“Our industry is a very social one,” says Kerry Glazer, the CEO of AAR, a former president of WACL, and one of those involved in #timeTo. “Our survey told us that harassment was most common where socialising, travel and alcohol were involved.”
Is she optimistic these figures will have improved when, later this year, the companies that have endorsed #timeTo will be surveyed? “Yes, I do feel optimistic,” she says. “The code sets out clearly what to do if you have experienced or witnessed harassment, or if you have overstepped the mark yourself. It is clear that if a company doesn’t act properly having signed up to the code after someone comes forward with a complaint, it will be very much the worse for it.”

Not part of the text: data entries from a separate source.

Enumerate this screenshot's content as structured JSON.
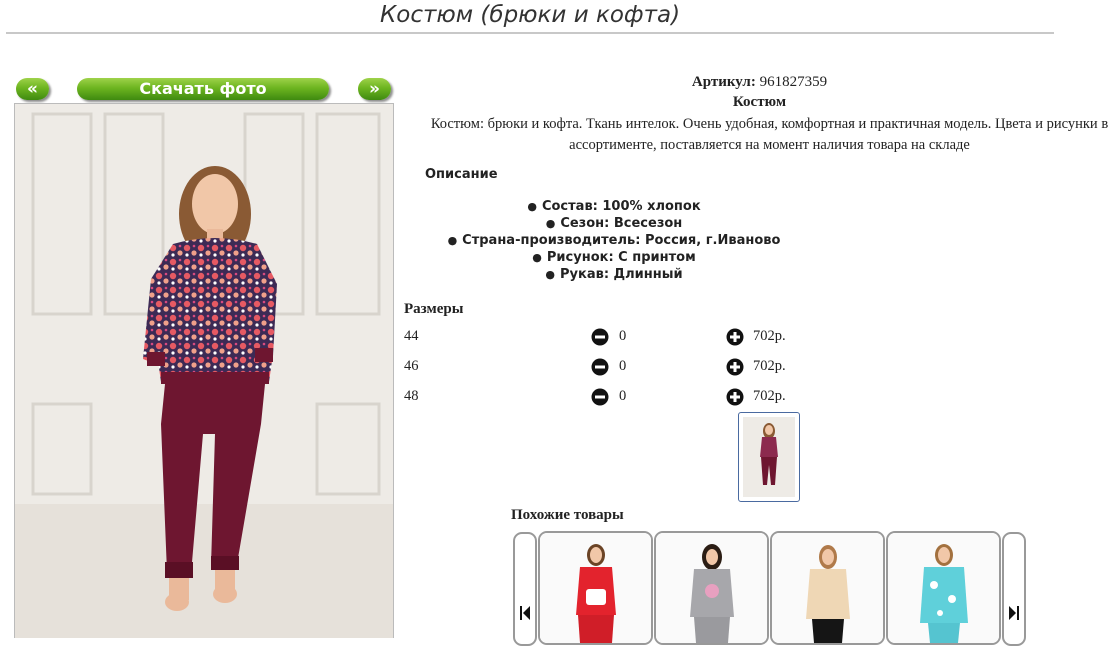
{
  "page": {
    "title": "Костюм (брюки и кофта)"
  },
  "gallery": {
    "prev_label": "«",
    "download_label": "Скачать фото",
    "next_label": "»"
  },
  "product": {
    "article_label": "Артикул:",
    "article_value": "961827359",
    "name": "Костюм",
    "description": "Костюм: брюки и кофта. Ткань интелок. Очень удобная, комфортная и практичная модель. Цвета и рисунки в ассортименте, поставляется на момент наличия товара на складе",
    "description_heading": "Описание",
    "specs": [
      "Состав: 100% хлопок",
      "Сезон: Всесезон",
      "Страна-производитель: Россия, г.Иваново",
      "Рисунок: С принтом",
      "Рукав: Длинный"
    ]
  },
  "sizes": {
    "heading": "Размеры",
    "rows": [
      {
        "size": "44",
        "qty": "0",
        "price": "702р."
      },
      {
        "size": "46",
        "qty": "0",
        "price": "702р."
      },
      {
        "size": "48",
        "qty": "0",
        "price": "702р."
      }
    ]
  },
  "similar": {
    "heading": "Похожие товары",
    "prev_icon": "skip-back-icon",
    "next_icon": "skip-forward-icon"
  },
  "colors": {
    "button_green": "#6db520",
    "pants": "#6e1630",
    "top_print": "#8c2a4e"
  }
}
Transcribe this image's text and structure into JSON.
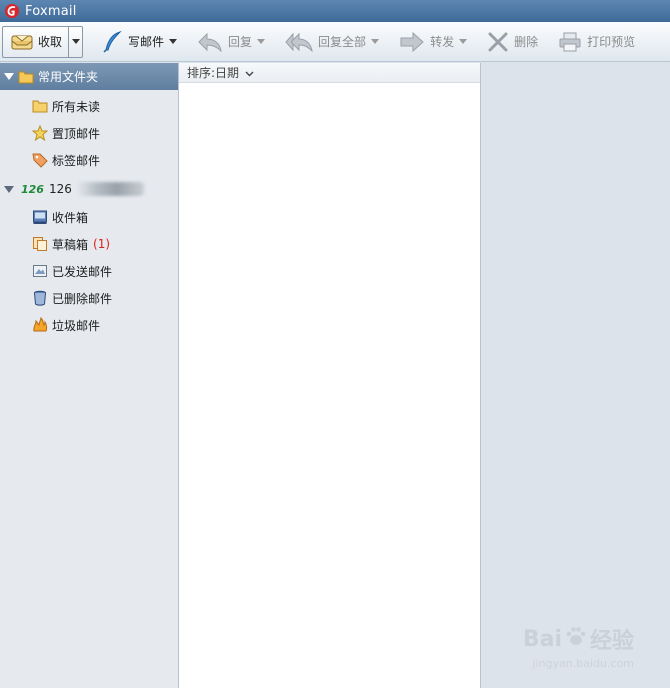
{
  "window": {
    "title": "Foxmail"
  },
  "toolbar": {
    "receive": "收取",
    "compose": "写邮件",
    "reply": "回复",
    "reply_all": "回复全部",
    "forward": "转发",
    "delete": "删除",
    "print_preview": "打印预览"
  },
  "sidebar": {
    "favorites_header": "常用文件夹",
    "favorites": [
      {
        "label": "所有未读",
        "icon": "folder-icon"
      },
      {
        "label": "置顶邮件",
        "icon": "star-icon"
      },
      {
        "label": "标签邮件",
        "icon": "tag-icon"
      }
    ],
    "account": {
      "badge": "126",
      "name": "126"
    },
    "folders": [
      {
        "label": "收件箱",
        "icon": "inbox-icon",
        "count": ""
      },
      {
        "label": "草稿箱",
        "icon": "drafts-icon",
        "count": "(1)"
      },
      {
        "label": "已发送邮件",
        "icon": "sent-icon",
        "count": ""
      },
      {
        "label": "已删除邮件",
        "icon": "trash-icon",
        "count": ""
      },
      {
        "label": "垃圾邮件",
        "icon": "junk-icon",
        "count": ""
      }
    ]
  },
  "list": {
    "sort_label": "排序:日期"
  },
  "watermark": {
    "brand": "Bai",
    "brand_suffix": "经验",
    "url": "jingyan.baidu.com"
  },
  "colors": {
    "titlebar": "#4a76a4",
    "sidebar_header": "#6d8aab",
    "count_red": "#e02020"
  }
}
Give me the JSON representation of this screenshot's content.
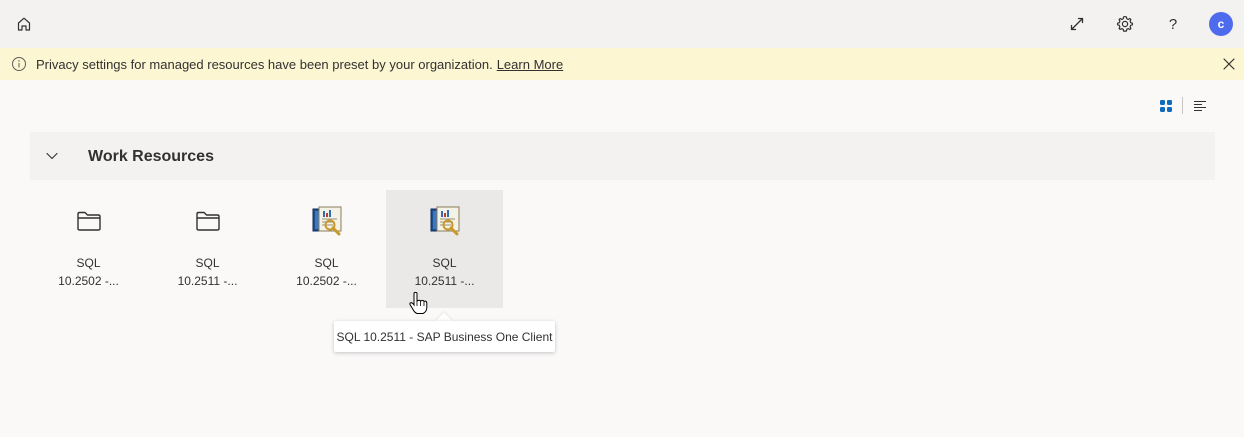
{
  "topbar": {
    "icons": {
      "home": "home-icon",
      "expand": "expand-icon",
      "settings": "gear-icon",
      "help": "help-icon"
    },
    "help_label": "?",
    "avatar_initial": "c",
    "avatar_color": "#4f6bed"
  },
  "banner": {
    "text": "Privacy settings for managed resources have been preset by your organization.",
    "link": "Learn More",
    "background": "#fdf6d3"
  },
  "section": {
    "title": "Work Resources",
    "tiles": [
      {
        "line1": "SQL",
        "line2": "10.2502 -...",
        "icon": "folder-icon"
      },
      {
        "line1": "SQL",
        "line2": "10.2511 -...",
        "icon": "folder-icon"
      },
      {
        "line1": "SQL",
        "line2": "10.2502 -...",
        "icon": "sap-app-icon"
      },
      {
        "line1": "SQL",
        "line2": "10.2511 -...",
        "icon": "sap-app-icon"
      }
    ]
  },
  "tooltip": {
    "text": "SQL 10.2511 - SAP Business One Client"
  },
  "accent_color": "#0f6cbd"
}
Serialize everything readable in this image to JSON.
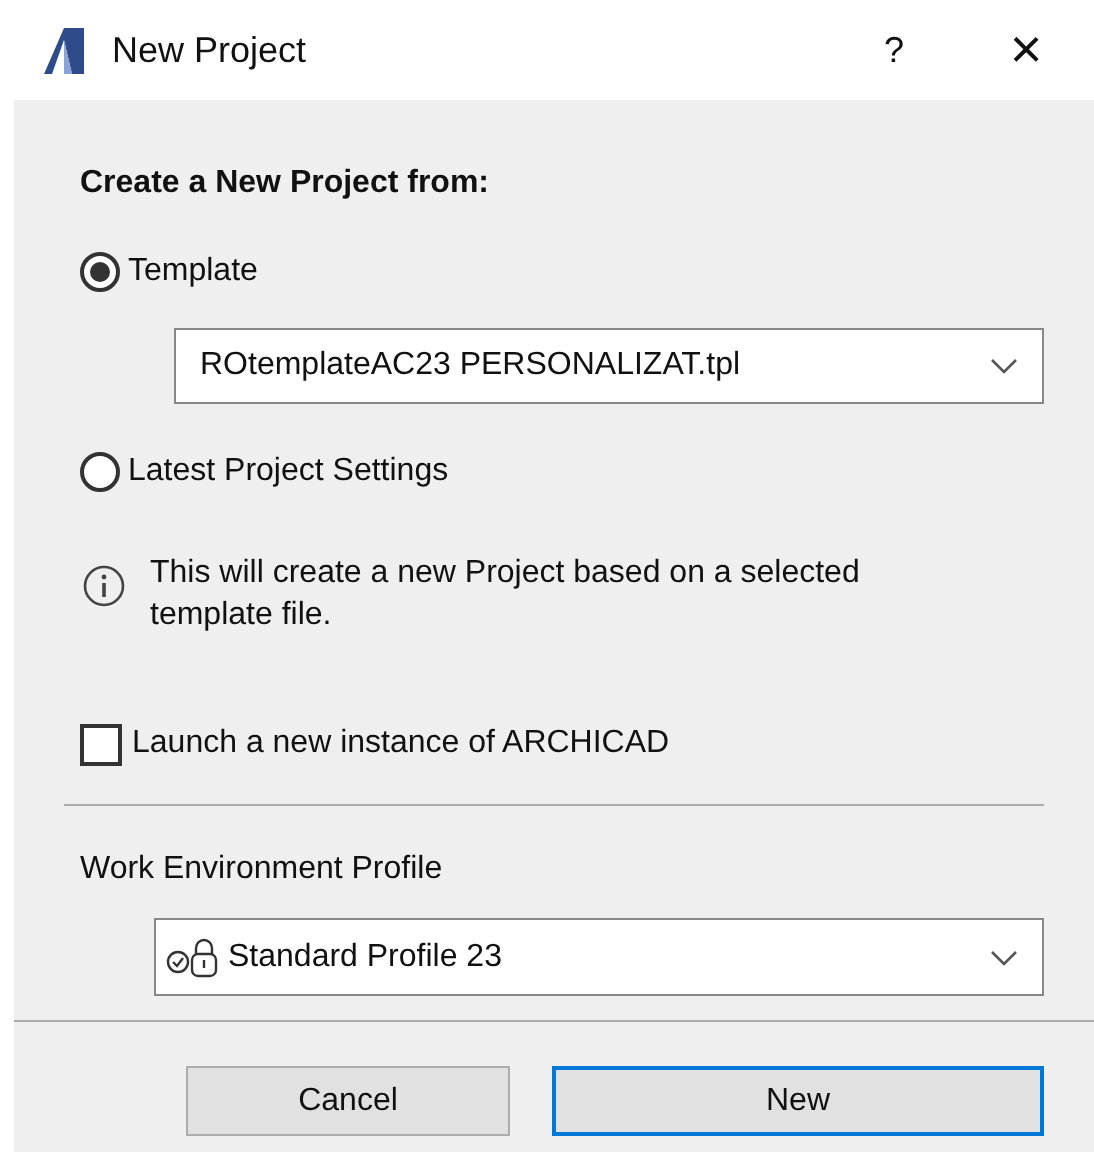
{
  "window": {
    "title": "New Project",
    "help": "?",
    "close": "×"
  },
  "heading": "Create a New Project from:",
  "sources": [
    {
      "label": "Template",
      "selected": true
    },
    {
      "label": "Latest Project Settings",
      "selected": false
    }
  ],
  "template_select": {
    "value": "ROtemplateAC23 PERSONALIZAT.tpl"
  },
  "info": "This will create a new Project based on a selected template file.",
  "launch_checkbox": {
    "label": "Launch a new instance of ARCHICAD",
    "checked": false
  },
  "profile": {
    "label": "Work Environment Profile",
    "value": "Standard Profile 23"
  },
  "buttons": [
    {
      "label": "Cancel",
      "default": false
    },
    {
      "label": "New",
      "default": true
    }
  ]
}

But others think these figures are just the tip of the iceberg – even if this is something they will only talk about off the record. NDAs are also being used in sexual harassment cases, and while the victim of such abuse then leaves the company, the perpetrator, if they are sufficiently senior, is often simply shifted into another role (this is what happened to Gustavo Martinez). Such men are sometimes moved abroad, to work in the holding company’s interests in, say, Hong Kong or Singapore.

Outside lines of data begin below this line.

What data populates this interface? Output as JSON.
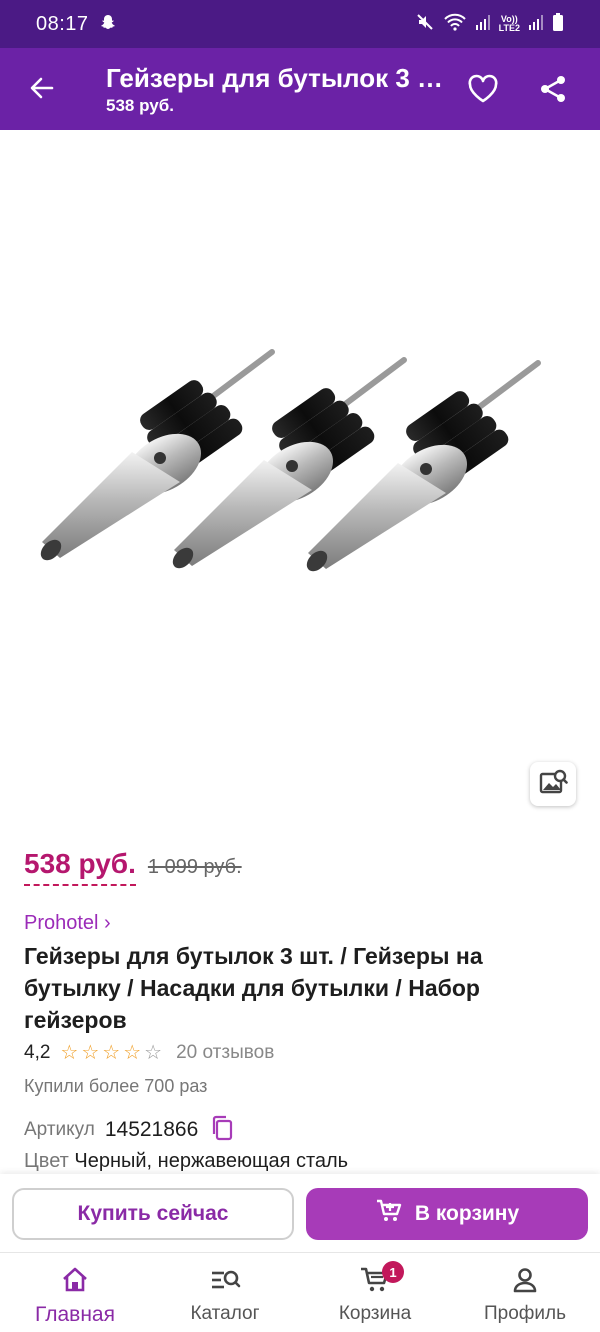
{
  "status_bar": {
    "time": "08:17",
    "lte_top": "Vo))",
    "lte_bottom": "LTE2"
  },
  "app_bar": {
    "title": "Гейзеры для бутылок 3 шт. / Гейзеры на бутылку",
    "subtitle": "538 руб."
  },
  "product": {
    "price_current": "538 руб.",
    "price_old": "1 099 руб.",
    "brand": "Prohotel ›",
    "title": "Гейзеры для бутылок 3 шт. / Гейзеры на бутылку / Насадки для бутылки / Набор гейзеров",
    "rating": "4,2",
    "stars_filled": 4,
    "stars_total": 5,
    "reviews": "20 отзывов",
    "bought": "Купили более 700 раз",
    "sku_label": "Артикул",
    "sku_value": "14521866",
    "color_label": "Цвет",
    "color_value": "Черный, нержавеющая сталь"
  },
  "actions": {
    "buy_now": "Купить сейчас",
    "add_to_cart": "В корзину"
  },
  "bottom_nav": {
    "home": "Главная",
    "catalog": "Каталог",
    "cart": "Корзина",
    "cart_count": "1",
    "profile": "Профиль"
  },
  "colors": {
    "status_bar": "#4b1a85",
    "app_bar": "#6b22a6",
    "accent_price": "#b5176e",
    "brand": "#9b2bb8",
    "cart_button": "#a73bb8",
    "star": "#f0a02a"
  },
  "icons": {
    "back": "arrow-left-icon",
    "favorite": "heart-icon",
    "share": "share-icon",
    "photo_search": "image-search-icon",
    "copy": "copy-icon",
    "cart_add": "cart-plus-icon",
    "home": "home-icon",
    "catalog": "catalog-search-icon",
    "cart": "cart-icon",
    "profile": "person-icon"
  }
}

Again and again, as I researched this piece, the same name came up: a senior executive whose behaviour was, by one account, associated with no fewer than eight NDAs. He was one of those who had been sent elsewhere, thus keeping his status and high salary. What is particularly enraging is that in at least one of these cases, the NDA must have been signed off by, among others, a woman executive.

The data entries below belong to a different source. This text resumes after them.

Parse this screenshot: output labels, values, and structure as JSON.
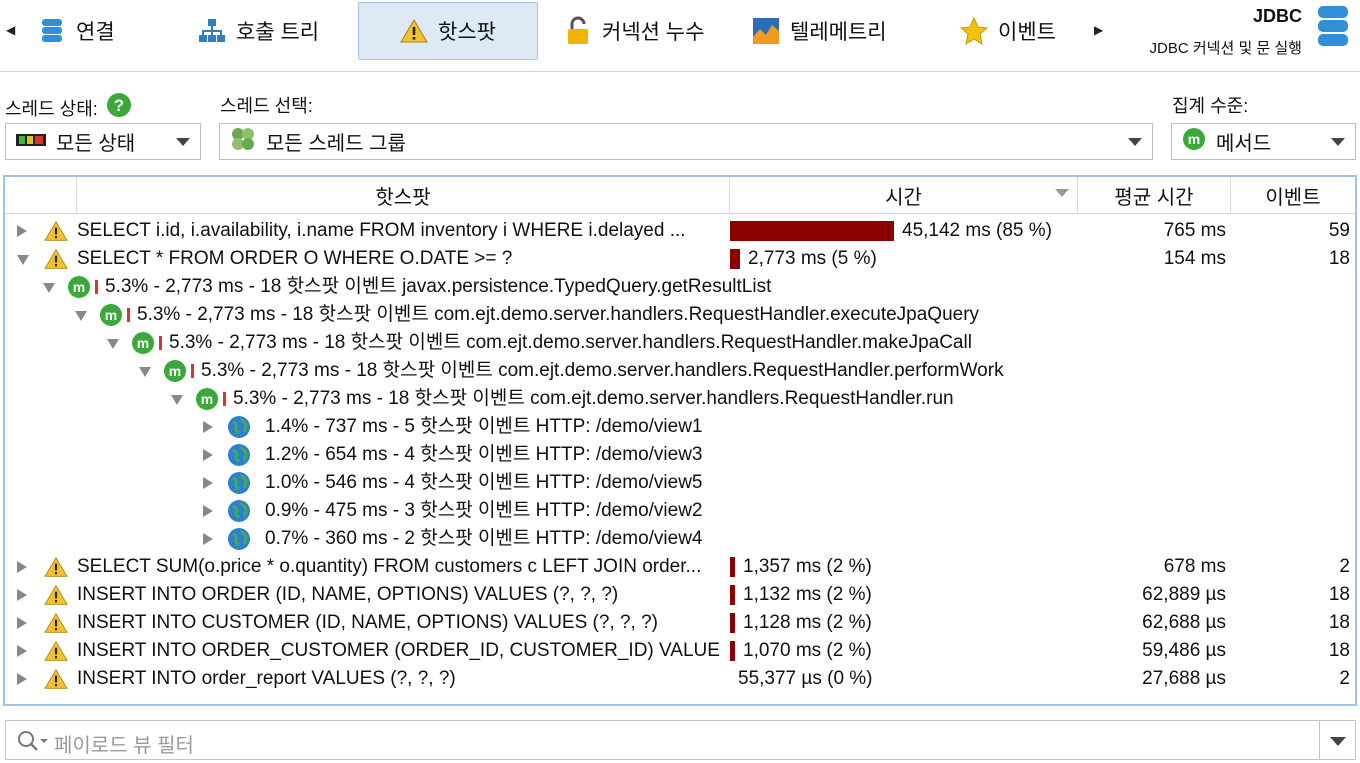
{
  "toolbar": {
    "tabs": [
      {
        "label": "연결",
        "icon": "database-icon"
      },
      {
        "label": "호출 트리",
        "icon": "tree-icon"
      },
      {
        "label": "핫스팟",
        "icon": "warning-icon"
      },
      {
        "label": "커넥션 누수",
        "icon": "lock-icon"
      },
      {
        "label": "텔레메트리",
        "icon": "telemetry-icon"
      },
      {
        "label": "이벤트",
        "icon": "star-icon"
      }
    ],
    "title": "JDBC",
    "subtitle": "JDBC 커넥션 및 문 실행"
  },
  "filters": {
    "thread_state_label": "스레드 상태:",
    "thread_state_value": "모든 상태",
    "thread_select_label": "스레드 선택:",
    "thread_select_value": "모든 스레드 그룹",
    "aggregation_label": "집계 수준:",
    "aggregation_value": "메서드"
  },
  "table": {
    "columns": [
      "핫스팟",
      "시간",
      "평균 시간",
      "이벤트"
    ],
    "rows": [
      {
        "label": "SELECT i.id, i.availability, i.name FROM inventory i WHERE i.delayed ...",
        "time": "45,142 ms (85 %)",
        "pct": 0.85,
        "avg": "765 ms",
        "events": "59",
        "expanded": false
      },
      {
        "label": "SELECT * FROM ORDER O WHERE O.DATE >= ?",
        "time": "2,773 ms (5 %)",
        "pct": 0.05,
        "avg": "154 ms",
        "events": "18",
        "expanded": true
      },
      {
        "label": "5.3% - 2,773 ms - 18 핫스팟 이벤트 javax.persistence.TypedQuery.getResultList"
      },
      {
        "label": "5.3% - 2,773 ms - 18 핫스팟 이벤트 com.ejt.demo.server.handlers.RequestHandler.executeJpaQuery"
      },
      {
        "label": "5.3% - 2,773 ms - 18 핫스팟 이벤트 com.ejt.demo.server.handlers.RequestHandler.makeJpaCall"
      },
      {
        "label": "5.3% - 2,773 ms - 18 핫스팟 이벤트 com.ejt.demo.server.handlers.RequestHandler.performWork"
      },
      {
        "label": "5.3% - 2,773 ms - 18 핫스팟 이벤트 com.ejt.demo.server.handlers.RequestHandler.run"
      },
      {
        "label": "1.4% - 737 ms - 5 핫스팟 이벤트 HTTP: /demo/view1"
      },
      {
        "label": "1.2% - 654 ms - 4 핫스팟 이벤트 HTTP: /demo/view3"
      },
      {
        "label": "1.0% - 546 ms - 4 핫스팟 이벤트 HTTP: /demo/view5"
      },
      {
        "label": "0.9% - 475 ms - 3 핫스팟 이벤트 HTTP: /demo/view2"
      },
      {
        "label": "0.7% - 360 ms - 2 핫스팟 이벤트 HTTP: /demo/view4"
      },
      {
        "label": "SELECT SUM(o.price * o.quantity) FROM customers c LEFT JOIN order...",
        "time": "1,357 ms (2 %)",
        "pct": 0.02,
        "avg": "678 ms",
        "events": "2"
      },
      {
        "label": "INSERT INTO ORDER (ID, NAME, OPTIONS) VALUES (?, ?, ?)",
        "time": "1,132 ms (2 %)",
        "pct": 0.02,
        "avg": "62,889 µs",
        "events": "18"
      },
      {
        "label": "INSERT INTO CUSTOMER (ID, NAME, OPTIONS) VALUES (?, ?, ?)",
        "time": "1,128 ms (2 %)",
        "pct": 0.02,
        "avg": "62,688 µs",
        "events": "18"
      },
      {
        "label": "INSERT INTO ORDER_CUSTOMER (ORDER_ID, CUSTOMER_ID) VALUE",
        "time": "1,070 ms (2 %)",
        "pct": 0.02,
        "avg": "59,486 µs",
        "events": "18"
      },
      {
        "label": "INSERT INTO order_report VALUES (?, ?, ?)",
        "time": "55,377 µs (0 %)",
        "pct": 0.0,
        "avg": "27,688 µs",
        "events": "2"
      }
    ]
  },
  "bottom_filter": {
    "placeholder": "페이로드 뷰 필터"
  }
}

Cindy Gallop is an industry legend. The founder of the US wing of BBH and the former chair of its board, she left advertising in 2005 to set up her own consultancy; in 2009 she launched MakeLoveNotPorn,a website that hosts “social sex videosharing”. She is known for her TED talks. She believes that sexual harassment is “systemic” in advertising, and that it is the single biggest brake on female success: “It manages women out, destroys ambitions, derails careers, crushes dreams.”
In October, 2017, after the New York Times broke the Weinstein story, Gallop thought that the moment might have come for people in her world to speak out. “I put a post on Facebook, asking people to name names, agencies, holding companies, brands, everything – and I was inundated. I got an absolute avalanche of emails.” At the time, Gallop committed publicly to breaking these stories in the media, but she has since had to admit to failing “spectacularly” on this score: “No one will go on the record. The powerful men run everything, and they [the victims] are scared shitless.”
Has this surprised her? “I am horrified by the names. These are men I considered friends, who I thought were the good guys; who looked me in the eye and told me how highly they thought of women. Now I know what they’re really fucking doing.” Like Nicola Kemp, she thinks women are “crumpled” by NDAs. “We need to reposition what it means to be a whistleblower in our industry. They’re the true heroes. People should be falling over themselves to hire them.”
Gallop, an Oxford University graduate, began her career in advertising in the mid-8